KUALA LUMPUR: The Malaysian King put an end to the political quarrelling at a meeting held on Tuesday with his fellow party leaders. As he set out to start the process of choosing the next Prime Minister of the country in the midst of a deteriorating Covid-19 outbreak.
Muhyiddin Yassin, the former Prime Minister, announced his resignation on Monday after under a year and a half in office. His resignation led to a mounting public outrage regarding his administration’s poor handling of the pandemic. One of the world’s highest infection rates and deaths per capita were recorded in Malaysia during the ongoing pandemic. As daily cases breached 20,000 this month notwithstanding a seven-month state of emergency and lockdown since June.
A new general election has been ruled out by the Malaysian King, Sultan Abdulah Sultan Ahmad Shah. In light of the fact that many parts of the country are Covid-19 red zones and health facilities are inadequate. Muhyiddin was delegated caretaker Prime Minister until the replacement is found.
Anwar Ibrahim, the opposition leader, who is one of the eight party leaders called for a meeting at the palace. He said that the king asked them to end their squabbling. He added that the King focused on the fact that the new leader must not be vindictive. And that all parties should work in harmony in handling the pandemic and restoring the economy.
The King has the right to appoint the rightful candidate with the majority support of the Parliament as the Prime Minister. While he plays largely a ceremonial role.
Muhyiddin came into power as the prime minister in March 2020 after he initiated the breakdown of the reformist government that won the 2018 elections. With an unsteady alliance and a razor-thin majority in Parliament. He turned into the country’s shortest-serving Prime Minister.
The King likewise asked all the lawmakers to present the name of the rightful candidate for the Prime Minister’s post individually by Wednesday.
Conducting the elections this time is going to be a tough job for the King as no alliance holds a majority. Anwar’s three-party alliance and the biggest opposition bloc has been nominated. Anwar yet has the support of only 90 lawmakers shy of the 111 required for a simple majority. Which is even less than the 100 lawmakers who decided to support Muhyiddin.
Anwar had a relief when a party from Eastern Sabah state with 8 lawmakers promised him their support. If he somehow manages to get sufficient numbers.
Former deputy prime minister Ismail Sabri from UMNO is among the other contenders. UMNO is the biggest party in Muhyiddin’s alliance with the largest number of 38 lawmakers. Sabri earlier led a faction to support Muhyiddin which was strictly opposed by UMNO. As a consequence, he might not get his party’s support in the elections.
Razaleigh Hamzah, an 84-year-old prince who previously served as a finance minister is another possible candidate as per the local media. Razaleigh is looked at as a neutral candidate who might unite the party’s warring factions, he is likewise a UMNO lawmaker.

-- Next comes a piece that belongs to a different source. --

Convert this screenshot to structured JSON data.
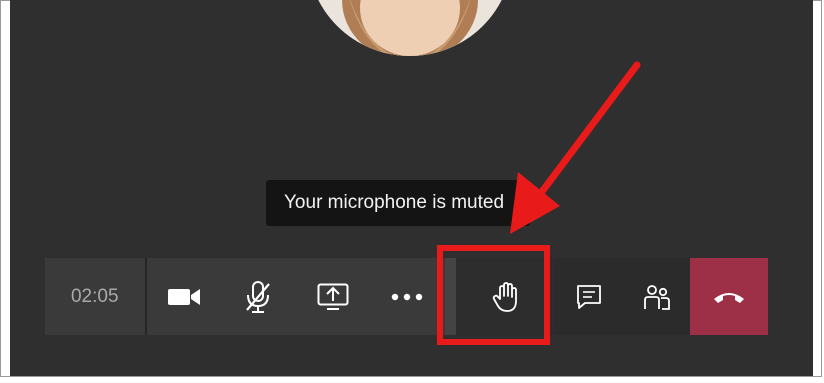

In the meantime, Mahathir, 96, has asked for a national recovery council to be framed and driven mainly by the experts to resolve the country’s economic and health crisis.